*** Begin section ***
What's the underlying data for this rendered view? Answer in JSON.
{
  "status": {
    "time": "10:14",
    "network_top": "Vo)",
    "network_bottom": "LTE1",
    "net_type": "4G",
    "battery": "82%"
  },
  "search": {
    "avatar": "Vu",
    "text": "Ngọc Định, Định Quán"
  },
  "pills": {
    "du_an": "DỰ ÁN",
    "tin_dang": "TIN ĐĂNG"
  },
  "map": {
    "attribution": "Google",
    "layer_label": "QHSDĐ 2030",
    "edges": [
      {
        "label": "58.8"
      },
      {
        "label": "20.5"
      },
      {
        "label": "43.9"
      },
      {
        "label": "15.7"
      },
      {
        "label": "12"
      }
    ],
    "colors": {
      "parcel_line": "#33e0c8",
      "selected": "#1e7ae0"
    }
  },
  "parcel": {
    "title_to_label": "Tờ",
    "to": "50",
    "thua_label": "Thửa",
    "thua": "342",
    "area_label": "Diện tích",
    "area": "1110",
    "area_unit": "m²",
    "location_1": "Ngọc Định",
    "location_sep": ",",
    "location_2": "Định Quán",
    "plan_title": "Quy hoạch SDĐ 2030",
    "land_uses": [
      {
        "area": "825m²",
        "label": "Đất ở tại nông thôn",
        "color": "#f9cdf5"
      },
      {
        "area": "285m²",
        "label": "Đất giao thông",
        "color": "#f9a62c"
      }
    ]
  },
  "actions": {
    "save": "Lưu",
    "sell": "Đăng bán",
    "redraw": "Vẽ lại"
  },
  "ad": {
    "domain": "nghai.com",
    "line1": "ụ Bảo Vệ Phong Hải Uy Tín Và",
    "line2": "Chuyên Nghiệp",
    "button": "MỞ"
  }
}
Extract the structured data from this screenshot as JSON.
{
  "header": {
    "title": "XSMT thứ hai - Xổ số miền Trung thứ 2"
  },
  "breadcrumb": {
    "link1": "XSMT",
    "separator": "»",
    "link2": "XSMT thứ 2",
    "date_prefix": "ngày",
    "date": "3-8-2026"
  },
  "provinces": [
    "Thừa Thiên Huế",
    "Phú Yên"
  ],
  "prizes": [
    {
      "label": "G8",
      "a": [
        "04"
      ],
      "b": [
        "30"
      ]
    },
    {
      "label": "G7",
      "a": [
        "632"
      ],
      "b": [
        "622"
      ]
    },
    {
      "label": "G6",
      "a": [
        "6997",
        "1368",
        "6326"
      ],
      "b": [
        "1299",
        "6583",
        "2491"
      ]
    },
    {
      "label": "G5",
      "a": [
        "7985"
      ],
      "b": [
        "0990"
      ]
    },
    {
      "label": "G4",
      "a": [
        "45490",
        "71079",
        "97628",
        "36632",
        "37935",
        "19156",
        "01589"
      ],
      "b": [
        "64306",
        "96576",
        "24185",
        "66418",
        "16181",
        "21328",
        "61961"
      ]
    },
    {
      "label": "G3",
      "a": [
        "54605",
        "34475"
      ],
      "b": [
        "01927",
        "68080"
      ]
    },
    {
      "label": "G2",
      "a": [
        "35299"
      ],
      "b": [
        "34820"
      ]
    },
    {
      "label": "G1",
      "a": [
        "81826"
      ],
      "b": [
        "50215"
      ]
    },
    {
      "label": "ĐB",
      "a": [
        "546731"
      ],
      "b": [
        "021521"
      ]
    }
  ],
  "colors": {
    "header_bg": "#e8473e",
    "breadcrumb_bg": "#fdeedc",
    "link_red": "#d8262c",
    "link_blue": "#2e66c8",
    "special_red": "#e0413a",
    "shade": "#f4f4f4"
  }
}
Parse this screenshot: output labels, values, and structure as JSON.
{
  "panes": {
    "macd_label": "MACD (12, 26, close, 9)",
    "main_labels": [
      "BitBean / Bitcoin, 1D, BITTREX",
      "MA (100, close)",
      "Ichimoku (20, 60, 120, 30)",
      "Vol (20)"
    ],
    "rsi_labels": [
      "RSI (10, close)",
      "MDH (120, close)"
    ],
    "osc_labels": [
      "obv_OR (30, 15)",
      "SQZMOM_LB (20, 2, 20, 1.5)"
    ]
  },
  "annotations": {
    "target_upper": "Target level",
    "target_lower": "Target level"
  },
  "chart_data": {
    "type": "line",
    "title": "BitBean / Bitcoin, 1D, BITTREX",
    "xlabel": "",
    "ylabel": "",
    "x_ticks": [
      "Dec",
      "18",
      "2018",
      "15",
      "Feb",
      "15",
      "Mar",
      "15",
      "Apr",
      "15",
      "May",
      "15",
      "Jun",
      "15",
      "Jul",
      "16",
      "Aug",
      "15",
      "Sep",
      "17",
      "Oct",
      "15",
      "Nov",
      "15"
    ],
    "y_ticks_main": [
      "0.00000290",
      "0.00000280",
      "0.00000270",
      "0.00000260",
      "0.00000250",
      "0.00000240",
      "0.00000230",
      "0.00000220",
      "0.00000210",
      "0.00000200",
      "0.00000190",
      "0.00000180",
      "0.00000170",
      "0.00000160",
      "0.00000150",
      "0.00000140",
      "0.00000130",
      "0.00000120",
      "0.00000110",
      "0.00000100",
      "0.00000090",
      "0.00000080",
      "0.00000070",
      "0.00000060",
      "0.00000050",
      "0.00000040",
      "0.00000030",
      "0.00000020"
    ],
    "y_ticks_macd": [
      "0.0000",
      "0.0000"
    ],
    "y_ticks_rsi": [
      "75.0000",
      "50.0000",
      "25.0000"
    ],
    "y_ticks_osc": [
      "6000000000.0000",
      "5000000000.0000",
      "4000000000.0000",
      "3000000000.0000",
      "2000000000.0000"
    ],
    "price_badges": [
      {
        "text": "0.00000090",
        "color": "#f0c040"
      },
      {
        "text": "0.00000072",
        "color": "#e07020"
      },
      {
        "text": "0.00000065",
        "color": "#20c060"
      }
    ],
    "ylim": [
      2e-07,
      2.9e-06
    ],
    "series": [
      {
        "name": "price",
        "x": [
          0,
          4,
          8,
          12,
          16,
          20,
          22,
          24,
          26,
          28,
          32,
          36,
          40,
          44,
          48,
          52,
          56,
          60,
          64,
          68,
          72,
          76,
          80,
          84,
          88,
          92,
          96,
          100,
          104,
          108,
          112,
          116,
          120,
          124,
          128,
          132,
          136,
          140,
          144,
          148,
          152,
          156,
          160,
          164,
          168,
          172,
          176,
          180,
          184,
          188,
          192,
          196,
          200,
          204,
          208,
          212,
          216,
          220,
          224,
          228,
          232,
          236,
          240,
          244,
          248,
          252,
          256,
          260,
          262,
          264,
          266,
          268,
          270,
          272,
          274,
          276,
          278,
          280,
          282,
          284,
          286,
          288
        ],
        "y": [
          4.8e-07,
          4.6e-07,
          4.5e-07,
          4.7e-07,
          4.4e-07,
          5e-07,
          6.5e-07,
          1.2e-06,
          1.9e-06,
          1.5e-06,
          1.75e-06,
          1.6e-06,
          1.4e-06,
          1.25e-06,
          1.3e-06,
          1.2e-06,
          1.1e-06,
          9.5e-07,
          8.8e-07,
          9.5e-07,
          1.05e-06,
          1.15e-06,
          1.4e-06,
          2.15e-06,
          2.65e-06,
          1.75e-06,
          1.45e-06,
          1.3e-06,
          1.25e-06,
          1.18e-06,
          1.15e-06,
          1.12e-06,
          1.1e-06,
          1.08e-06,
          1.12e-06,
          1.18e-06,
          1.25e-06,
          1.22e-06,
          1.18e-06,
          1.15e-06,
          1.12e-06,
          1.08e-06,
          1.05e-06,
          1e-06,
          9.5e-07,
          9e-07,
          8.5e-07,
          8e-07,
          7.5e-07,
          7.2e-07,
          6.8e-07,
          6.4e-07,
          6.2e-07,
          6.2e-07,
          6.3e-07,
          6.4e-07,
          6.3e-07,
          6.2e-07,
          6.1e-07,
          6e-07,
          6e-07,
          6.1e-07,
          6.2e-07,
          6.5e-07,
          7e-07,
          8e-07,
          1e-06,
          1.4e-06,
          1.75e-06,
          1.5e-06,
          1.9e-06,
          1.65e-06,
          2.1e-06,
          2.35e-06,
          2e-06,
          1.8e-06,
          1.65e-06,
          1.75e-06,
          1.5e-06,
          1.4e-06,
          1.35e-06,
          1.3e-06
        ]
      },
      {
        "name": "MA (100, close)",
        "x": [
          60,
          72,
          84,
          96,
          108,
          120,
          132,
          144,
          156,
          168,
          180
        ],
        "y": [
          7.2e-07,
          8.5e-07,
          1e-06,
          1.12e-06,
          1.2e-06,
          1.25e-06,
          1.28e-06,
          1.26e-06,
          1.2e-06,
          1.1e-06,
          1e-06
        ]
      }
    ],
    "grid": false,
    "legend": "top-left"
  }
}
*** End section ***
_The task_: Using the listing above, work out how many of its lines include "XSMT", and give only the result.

_Expected output_: 3